The Christmas Eve dinner is the most important family gathering and family dinner of the year in Poland, like the Thanksgiving dinner in the US. The dishes for the Polish traditional Christmas Eve dinner is pretty well defined and there are two dishes which are simple the must – one of the red beet soup – borscht (Polish spelling is “barszcz”), another is the the carp fish. There is some mystery in making a real borscht from red beets and many Polish housewives go for a easy solution – buy at the open market or in the supermarket a bottle of the borscht concentrate which will form the bases of the soup. Of course, borscht soup is eaten in Poland through out the year but the soup for the Christmas Eve must be special – it comes with special dumplings which look like Italian ravioli and have stuffing with wild mushrooms. The dumplings are called in Polish “uszka” which means little ears and the name probably relates to the shape. Please see for yourself at this picture below.
Polish pierogi – stuffed dumplings are probably most well know Polish food specialty outside of Poland or maybe second best known after Polish kielbasa – sausage.
Polish pierogi have three most popular stuffing types- cottage cheese with potatoes (called Russian pierogi), ground meat and sauerkraut (fermented cabbage) with mushrooms. Still, you can find in Poland small specialized restaurants called “pierogarnia” which sell nothing else than pierogi and they come in tens of different flavors. During the summer, it is popular to eat pierogi stuffed with fruit like strawberries.
Pierogi can be served direct from boiling water and topped with melted butter with sauteed onions, or can be browned in a skillet after boiling and then served.
Another example of traditional Polish food are stuffed cabbage rolls. In Polish, they are called “golabki” which means little pigeons. Typically, they are stuffed with rice and ground meat (pork or beef) and cooked in a tomato sauce. For the vegetarians, there is a version where meat is substituted by mushrooms. Preparation of this dish requires some skills as the whole cabbage head needs to be pre-cooked or steamed and large enough leaves separated so that they can be stuffed and rolled, then slowly cooked in tomato sauce till ready.
Bigos, the Polish stew of cabbage and meat, has it origins at hunting when at the end hunters cooked a meal of cabbage with pieces of different meat from killed animals in a huge metal pot over the bonfire. Nowadays, still different meat is used, typically pork and beef. Good bigos requires long cooking, the best is to keep a pot with bigos outside in a freezing weather for the night and cook again the next day. These bigos pots are typically very large – for the whole family, for several days.
This stall at the Krakow Christmas Market sells typical Polish food for the time of the year – grilled sausage, cooked potatoes, bigos (hunters’ stew), golonka (pig’s foot), golabki (stuffed cabbage rolls).

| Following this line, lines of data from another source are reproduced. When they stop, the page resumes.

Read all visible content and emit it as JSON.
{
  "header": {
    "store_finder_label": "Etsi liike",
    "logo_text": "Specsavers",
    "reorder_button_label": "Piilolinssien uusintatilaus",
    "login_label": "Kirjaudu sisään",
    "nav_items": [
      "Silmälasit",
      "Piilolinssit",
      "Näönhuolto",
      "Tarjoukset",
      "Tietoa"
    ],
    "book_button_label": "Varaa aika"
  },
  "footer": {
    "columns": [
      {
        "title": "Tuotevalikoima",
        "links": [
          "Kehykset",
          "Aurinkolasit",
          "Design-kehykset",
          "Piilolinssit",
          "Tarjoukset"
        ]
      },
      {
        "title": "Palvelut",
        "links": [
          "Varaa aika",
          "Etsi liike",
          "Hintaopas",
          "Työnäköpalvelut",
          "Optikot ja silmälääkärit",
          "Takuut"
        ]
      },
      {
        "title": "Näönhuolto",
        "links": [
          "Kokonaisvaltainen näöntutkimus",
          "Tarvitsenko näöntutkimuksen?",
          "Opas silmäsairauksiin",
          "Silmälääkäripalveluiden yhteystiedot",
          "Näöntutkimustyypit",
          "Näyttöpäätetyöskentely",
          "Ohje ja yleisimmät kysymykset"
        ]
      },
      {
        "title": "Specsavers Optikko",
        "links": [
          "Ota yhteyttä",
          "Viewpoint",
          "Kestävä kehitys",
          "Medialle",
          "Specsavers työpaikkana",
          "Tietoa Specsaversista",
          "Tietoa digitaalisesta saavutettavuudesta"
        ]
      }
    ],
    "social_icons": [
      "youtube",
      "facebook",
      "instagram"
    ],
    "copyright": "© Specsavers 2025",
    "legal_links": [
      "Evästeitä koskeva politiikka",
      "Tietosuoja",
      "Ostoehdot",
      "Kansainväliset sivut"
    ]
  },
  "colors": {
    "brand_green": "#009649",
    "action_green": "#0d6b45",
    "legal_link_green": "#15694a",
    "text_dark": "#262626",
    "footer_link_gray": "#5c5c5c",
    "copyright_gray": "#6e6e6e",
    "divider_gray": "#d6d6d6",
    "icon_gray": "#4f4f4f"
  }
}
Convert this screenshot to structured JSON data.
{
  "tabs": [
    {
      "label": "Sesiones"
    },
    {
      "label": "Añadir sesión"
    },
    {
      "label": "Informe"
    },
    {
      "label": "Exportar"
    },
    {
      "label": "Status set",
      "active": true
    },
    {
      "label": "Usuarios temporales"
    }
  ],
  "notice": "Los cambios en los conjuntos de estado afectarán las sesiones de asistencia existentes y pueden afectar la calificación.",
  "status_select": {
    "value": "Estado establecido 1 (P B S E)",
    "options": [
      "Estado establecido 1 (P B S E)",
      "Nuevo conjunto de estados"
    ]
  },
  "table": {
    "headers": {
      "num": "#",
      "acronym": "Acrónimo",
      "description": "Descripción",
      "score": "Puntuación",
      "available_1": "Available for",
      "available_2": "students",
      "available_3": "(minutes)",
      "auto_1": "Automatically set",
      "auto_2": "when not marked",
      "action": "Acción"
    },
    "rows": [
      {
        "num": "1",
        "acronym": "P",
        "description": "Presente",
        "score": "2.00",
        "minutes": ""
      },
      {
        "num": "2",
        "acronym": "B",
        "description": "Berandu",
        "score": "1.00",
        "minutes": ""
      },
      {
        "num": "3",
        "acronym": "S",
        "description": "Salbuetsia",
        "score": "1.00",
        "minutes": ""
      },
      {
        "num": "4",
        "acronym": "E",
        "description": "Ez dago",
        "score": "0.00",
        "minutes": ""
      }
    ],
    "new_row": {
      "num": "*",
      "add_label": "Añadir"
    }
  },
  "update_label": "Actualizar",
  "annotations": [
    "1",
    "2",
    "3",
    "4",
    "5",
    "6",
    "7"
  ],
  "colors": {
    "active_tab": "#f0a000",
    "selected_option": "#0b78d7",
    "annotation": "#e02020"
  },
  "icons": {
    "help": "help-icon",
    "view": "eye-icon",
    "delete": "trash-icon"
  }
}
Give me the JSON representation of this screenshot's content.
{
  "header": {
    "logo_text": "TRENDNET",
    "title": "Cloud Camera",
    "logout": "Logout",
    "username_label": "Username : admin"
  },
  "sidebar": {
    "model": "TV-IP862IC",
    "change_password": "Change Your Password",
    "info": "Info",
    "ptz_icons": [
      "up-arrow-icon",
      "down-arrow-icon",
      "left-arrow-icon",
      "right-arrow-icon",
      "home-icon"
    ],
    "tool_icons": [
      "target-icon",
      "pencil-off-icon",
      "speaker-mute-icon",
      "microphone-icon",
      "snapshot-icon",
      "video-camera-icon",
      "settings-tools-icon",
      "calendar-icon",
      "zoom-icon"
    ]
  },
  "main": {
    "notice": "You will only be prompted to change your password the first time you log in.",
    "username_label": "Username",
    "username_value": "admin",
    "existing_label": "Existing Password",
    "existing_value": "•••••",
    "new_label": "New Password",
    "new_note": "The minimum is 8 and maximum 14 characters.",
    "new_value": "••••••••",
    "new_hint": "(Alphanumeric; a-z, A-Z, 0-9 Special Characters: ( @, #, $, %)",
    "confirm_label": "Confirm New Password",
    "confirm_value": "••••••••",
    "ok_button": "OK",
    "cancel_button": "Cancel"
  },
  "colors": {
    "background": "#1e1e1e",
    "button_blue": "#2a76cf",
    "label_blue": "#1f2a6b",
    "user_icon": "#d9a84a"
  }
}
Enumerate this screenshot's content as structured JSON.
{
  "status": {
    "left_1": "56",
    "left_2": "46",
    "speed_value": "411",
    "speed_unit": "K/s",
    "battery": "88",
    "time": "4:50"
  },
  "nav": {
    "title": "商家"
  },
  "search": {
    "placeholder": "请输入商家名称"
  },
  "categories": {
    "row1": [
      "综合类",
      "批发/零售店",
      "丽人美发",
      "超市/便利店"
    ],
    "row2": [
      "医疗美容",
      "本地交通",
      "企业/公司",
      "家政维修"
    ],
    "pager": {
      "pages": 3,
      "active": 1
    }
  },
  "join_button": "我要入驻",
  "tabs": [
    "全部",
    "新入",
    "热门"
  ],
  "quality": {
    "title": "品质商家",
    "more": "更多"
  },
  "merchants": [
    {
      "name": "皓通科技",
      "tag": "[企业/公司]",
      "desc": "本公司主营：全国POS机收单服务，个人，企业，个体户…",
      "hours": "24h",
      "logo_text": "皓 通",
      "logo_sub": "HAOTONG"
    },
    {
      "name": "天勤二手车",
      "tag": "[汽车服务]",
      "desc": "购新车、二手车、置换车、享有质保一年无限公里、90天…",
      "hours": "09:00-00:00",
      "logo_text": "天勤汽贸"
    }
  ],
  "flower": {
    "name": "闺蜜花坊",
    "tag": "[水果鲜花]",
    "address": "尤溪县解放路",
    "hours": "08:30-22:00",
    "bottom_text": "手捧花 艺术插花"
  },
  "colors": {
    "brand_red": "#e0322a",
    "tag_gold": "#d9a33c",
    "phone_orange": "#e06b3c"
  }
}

A great time to be in Krakow is December and to visit the annual Christmas Market at the Main Market Square with stalls selling all possible Christmas ornaments, handicraft and traditional December Polish food like grilled sausage and bigos (hunters’ stew).
Both tourists and locals love to sit in the open air restaurants around the whole huge Main Market Square in the historic old city of Krakow. This picture was taken on a nice sunny day in November but even this December, which is unusually warm for Poland, many open air restaurants in Krakow remained opened with gas heaters and blankets for each chair making sure that the guests remain nicely warm.